Data for this exercise —

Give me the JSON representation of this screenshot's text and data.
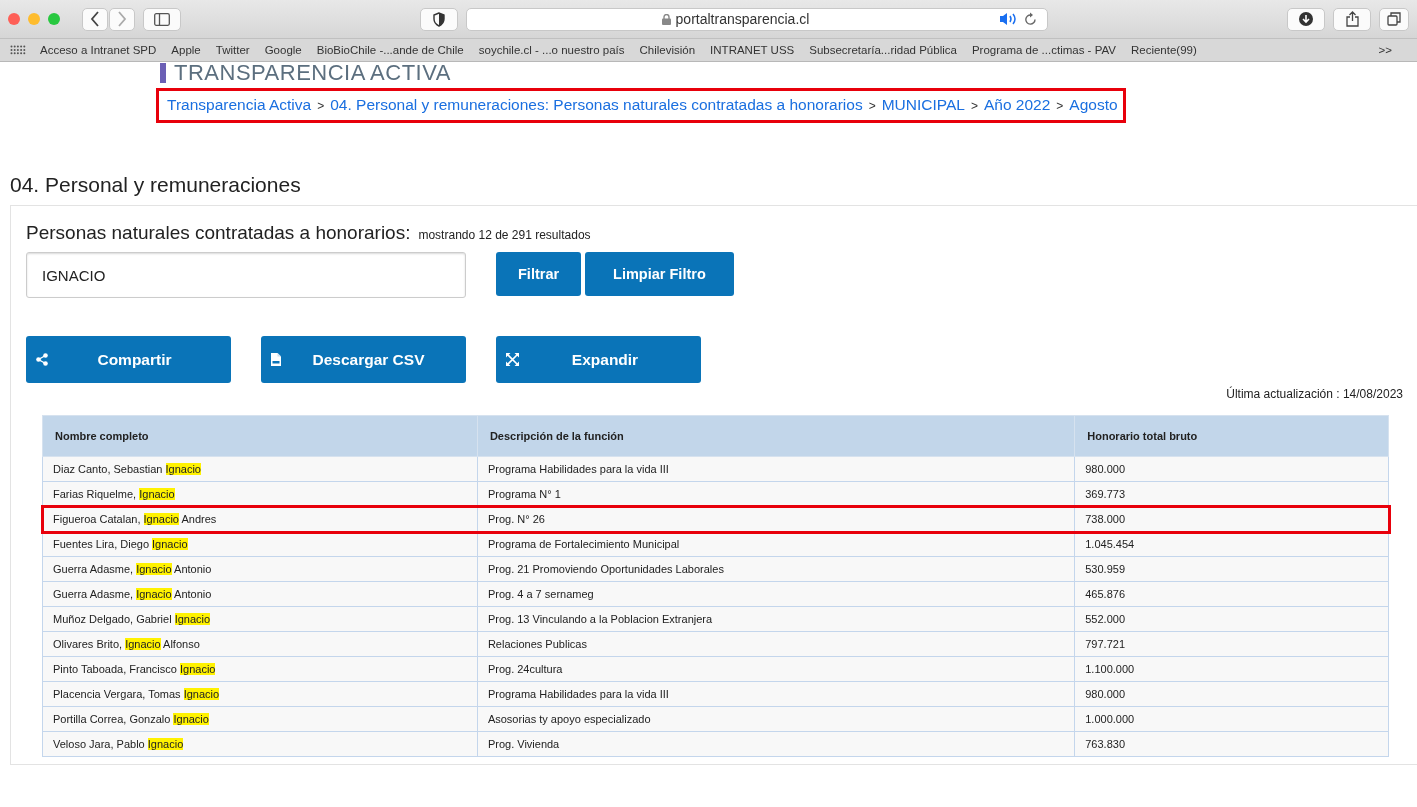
{
  "browser": {
    "url": "portaltransparencia.cl",
    "overflow": ">>",
    "bookmarks": [
      "Acceso a Intranet SPD",
      "Apple",
      "Twitter",
      "Google",
      "BioBioChile -...ande de Chile",
      "soychile.cl - ...o nuestro país",
      "Chilevisión",
      "INTRANET USS",
      "Subsecretaría...ridad Pública",
      "Programa de ...ctimas - PAV",
      "Reciente(99)"
    ]
  },
  "page": {
    "header_title": "TRANSPARENCIA ACTIVA",
    "breadcrumb": {
      "annotated": true,
      "items": [
        "Transparencia Activa",
        "04. Personal y remuneraciones: Personas naturales contratadas a honorarios",
        "MUNICIPAL",
        "Año 2022",
        "Agosto"
      ],
      "separator": ">"
    },
    "section_title": "04. Personal y remuneraciones",
    "panel": {
      "title": "Personas naturales contratadas a honorarios:",
      "result_count": "mostrando 12 de 291 resultados",
      "search": {
        "value": "IGNACIO"
      },
      "filter_buttons": [
        "Filtrar",
        "Limpiar Filtro"
      ],
      "actions": [
        {
          "kind": "share",
          "label": "Compartir"
        },
        {
          "kind": "csv",
          "label": "Descargar CSV"
        },
        {
          "kind": "expand",
          "label": "Expandir"
        }
      ],
      "last_updated": "Última actualización : 14/08/2023"
    },
    "table": {
      "columns": [
        "Nombre completo",
        "Descripción de la función",
        "Honorario total bruto"
      ],
      "rows": [
        {
          "annotated": false,
          "name": [
            {
              "text": "Diaz Canto, Sebastian ",
              "highlighted": false
            },
            {
              "text": "Ignacio",
              "highlighted": true
            }
          ],
          "function": "Programa Habilidades para la vida III",
          "amount": "980.000"
        },
        {
          "annotated": false,
          "name": [
            {
              "text": "Farias Riquelme, ",
              "highlighted": false
            },
            {
              "text": "Ignacio",
              "highlighted": true
            }
          ],
          "function": "Programa N° 1",
          "amount": "369.773"
        },
        {
          "annotated": true,
          "name": [
            {
              "text": "Figueroa Catalan, ",
              "highlighted": false
            },
            {
              "text": "Ignacio",
              "highlighted": true
            },
            {
              "text": " Andres",
              "highlighted": false
            }
          ],
          "function": "Prog. N° 26",
          "amount": "738.000"
        },
        {
          "annotated": false,
          "name": [
            {
              "text": "Fuentes Lira, Diego ",
              "highlighted": false
            },
            {
              "text": "Ignacio",
              "highlighted": true
            }
          ],
          "function": "Programa de Fortalecimiento Municipal",
          "amount": "1.045.454"
        },
        {
          "annotated": false,
          "name": [
            {
              "text": "Guerra Adasme, ",
              "highlighted": false
            },
            {
              "text": "Ignacio",
              "highlighted": true
            },
            {
              "text": " Antonio",
              "highlighted": false
            }
          ],
          "function": "Prog. 21 Promoviendo Oportunidades Laborales",
          "amount": "530.959"
        },
        {
          "annotated": false,
          "name": [
            {
              "text": "Guerra Adasme, ",
              "highlighted": false
            },
            {
              "text": "Ignacio",
              "highlighted": true
            },
            {
              "text": " Antonio",
              "highlighted": false
            }
          ],
          "function": "Prog. 4 a 7 sernameg",
          "amount": "465.876"
        },
        {
          "annotated": false,
          "name": [
            {
              "text": "Muñoz Delgado, Gabriel ",
              "highlighted": false
            },
            {
              "text": "Ignacio",
              "highlighted": true
            }
          ],
          "function": "Prog. 13 Vinculando a la Poblacion Extranjera",
          "amount": "552.000"
        },
        {
          "annotated": false,
          "name": [
            {
              "text": "Olivares Brito, ",
              "highlighted": false
            },
            {
              "text": "Ignacio",
              "highlighted": true
            },
            {
              "text": " Alfonso",
              "highlighted": false
            }
          ],
          "function": "Relaciones Publicas",
          "amount": "797.721"
        },
        {
          "annotated": false,
          "name": [
            {
              "text": "Pinto Taboada, Francisco ",
              "highlighted": false
            },
            {
              "text": "Ignacio",
              "highlighted": true
            }
          ],
          "function": "Prog. 24cultura",
          "amount": "1.100.000"
        },
        {
          "annotated": false,
          "name": [
            {
              "text": "Placencia Vergara, Tomas ",
              "highlighted": false
            },
            {
              "text": "Ignacio",
              "highlighted": true
            }
          ],
          "function": "Programa Habilidades para la vida III",
          "amount": "980.000"
        },
        {
          "annotated": false,
          "name": [
            {
              "text": "Portilla Correa, Gonzalo ",
              "highlighted": false
            },
            {
              "text": "Ignacio",
              "highlighted": true
            }
          ],
          "function": "Asosorias ty apoyo especializado",
          "amount": "1.000.000"
        },
        {
          "annotated": false,
          "name": [
            {
              "text": "Veloso Jara, Pablo ",
              "highlighted": false
            },
            {
              "text": "Ignacio",
              "highlighted": true
            }
          ],
          "function": "Prog. Vivienda",
          "amount": "763.830"
        }
      ]
    }
  }
}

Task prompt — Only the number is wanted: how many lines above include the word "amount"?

Response for this exercise — 12